Charitable Resilience for Uncertain Times

RESILIENCE JOURNEY

GSDM-Expertise-1

What is Resilience?

Organisational resilience has been defined as “the ability of an organization to anticipate, prepare for, and respond and adapt to everything from minor everyday events to acute shocks and chronic or incremental changes”. (British Standard 65000: 2014 Guidance on organizational resilience).

The concept of resilience also carries with it the sense of being adaptive and agile, including being proactive and flexible in the face of a changing context or operating environment. In practical terms, this means that you are better equipped as a charity to manage any type of crisis or incident, however large or small, because you have anticipated and prepared for it. This is significant because increased resilience means that you are more likely to be able to carry out your normal business operations and to pursue your charitable mission in such circumstances, with minimal or at least less disruption and adverse impact (e.g. reputationally, financially).

For example, the Covid-19 health pandemic is impacting significantly upon many aspects of routine business for many organisations, including charities. This is taking many different forms, such as changes in legislation and statutory regulations, reduced available funding, staff sickness, reduced input by volunteers, or having to implement different working practices. Such changes can also create associated unplanned for threats, risks, and potential vulnerabilities for your charity which need to be considered. For instance, how to mitigate additional cyber security risks with accompanying data breach vulnerabilities, or manage staff well-being remotely with the associated legal and insurance implications of lone/home working.

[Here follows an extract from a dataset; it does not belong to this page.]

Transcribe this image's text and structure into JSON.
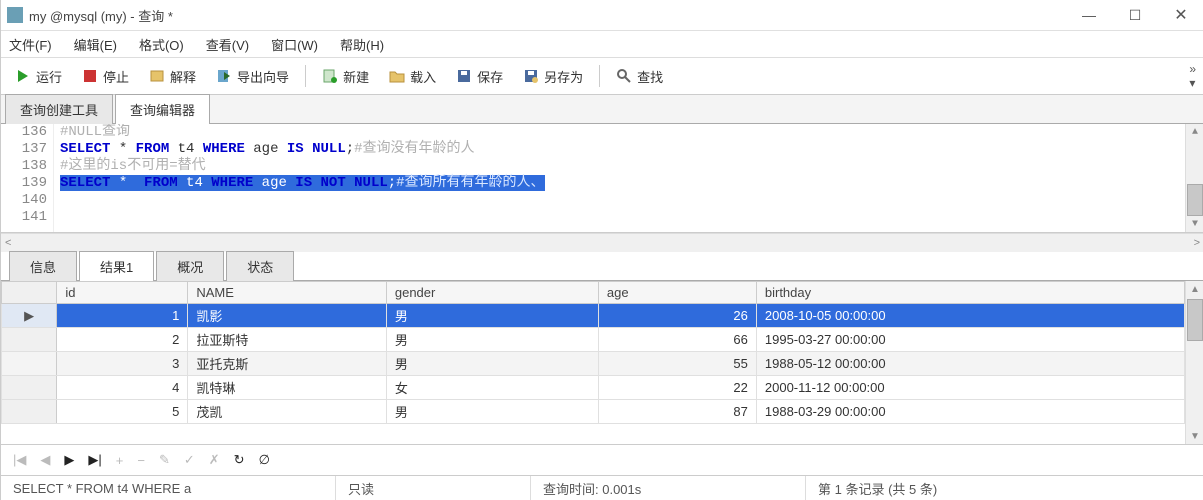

In such circumstances, the degree to which you are resilient as a charity may be the determining factor as to whether or not you continue to operate effectively or, in some instances, even survive in the face of increasing uncertainty.

The R4C Resilience Journey

At R4C, we have developed our own unique risk and resilience audit matrix tools. Not only do these seek to identify the principal threats, risks, gaps and vulnerabilities facing your charity and its ability to deliver on its charitable mission, but they do this in a comprehensive, integrated and practical way.

Though we consider compliance related issues as part of your audit, increased compliance is not our primary destination; rather, it is only one of the stepping-stones on your journey towards increased organisational resilience. We are concerned also with identifying other forms of potential threat, risk, and vulnerability which could impact significantly upon your charitable objectives and operations if not addressed. These include identifying the relationship between different areas of risk and compliance which may not be immediately apparent, but which may nonetheless create important vulnerabilities for your organisation if not addressed.

Common Charitable Threats, Risks, and Vulnerabilities

An essential part of the journey towards increased resilience, which is commonly overlooked or insufficiently understood by many organisations, is to identify all principal sources of potential threat and risk to your charitable objectives and operations, including related vulnerabilities. Without this initial assessment, you cannot effectively plan or prepare for or respond to issues or incidents which may impact negatively upon your charity.

The primary areas of risk facing a charity typically fall into the categories of governance, finance, human resources, compliance, IT/cyber and business continuity management. These risks and related vulnerabilities will commonly manifest in the following forms:

  • Inadequate financial controls and due diligence, resulting in a regulatory breach or fraudulent conduct;
  • A safeguarding incident involving children or an adult with care and support needs, without having the correct systems and procedures in place;
  • A church worker or volunteer listed on the sex offender’s register being involved in the provision of pastoral care because correct Disclosure and Barring Services checks were not carried out, posing a risk to more vulnerable members of your congregation or community;
  • A failure to take reasonable precautions in response to a foreseeable health and safety risk, resulting in a serious accident;
  • An employee disciplinary or grievance issue, made worse by having insufficient mechanisms in place to ensure procedural transparency and fairness which may provide grounds for further complaint or legal proceedings;
  • An employee or contractor dispute caused by having no or inadequate contracts in place, resulting in significant loss and / or disruption to your organisation;
  • A significant personal data breach caused by a cyber incident involving your organisation’s database, without having the necessary insurance policy in place to cover the cost of potentially significant liabilities under data protection legislation (GDPR);
  • Not having the correct policies, systems or training in place to demonstrate the necessary level of due diligence expected or required by insurance underwriters, which may impact upon if / what may be claimed under your insurance policy in the event of a claim; and
  • Insufficient planning or preparation for disruptive events to business continuity, impacting negatively upon the ability of your charity to respond to or recover from incidents in the most effective way to minimise resultant loss and damage.

Everybody makes Charity happen. But the public support that charities rely on to survive and thrive cannot be taken for granted.

To rebuild and maintain the resilience of charitable institutions as the vehicles of social and public good in a post-pandemic world – we must learn from this experience and convert those lessons into opportunities to build back better."

Baroness Stowell, Chair of the Charities Commission, Speech for the Annual Public Meeting, 1 October 2020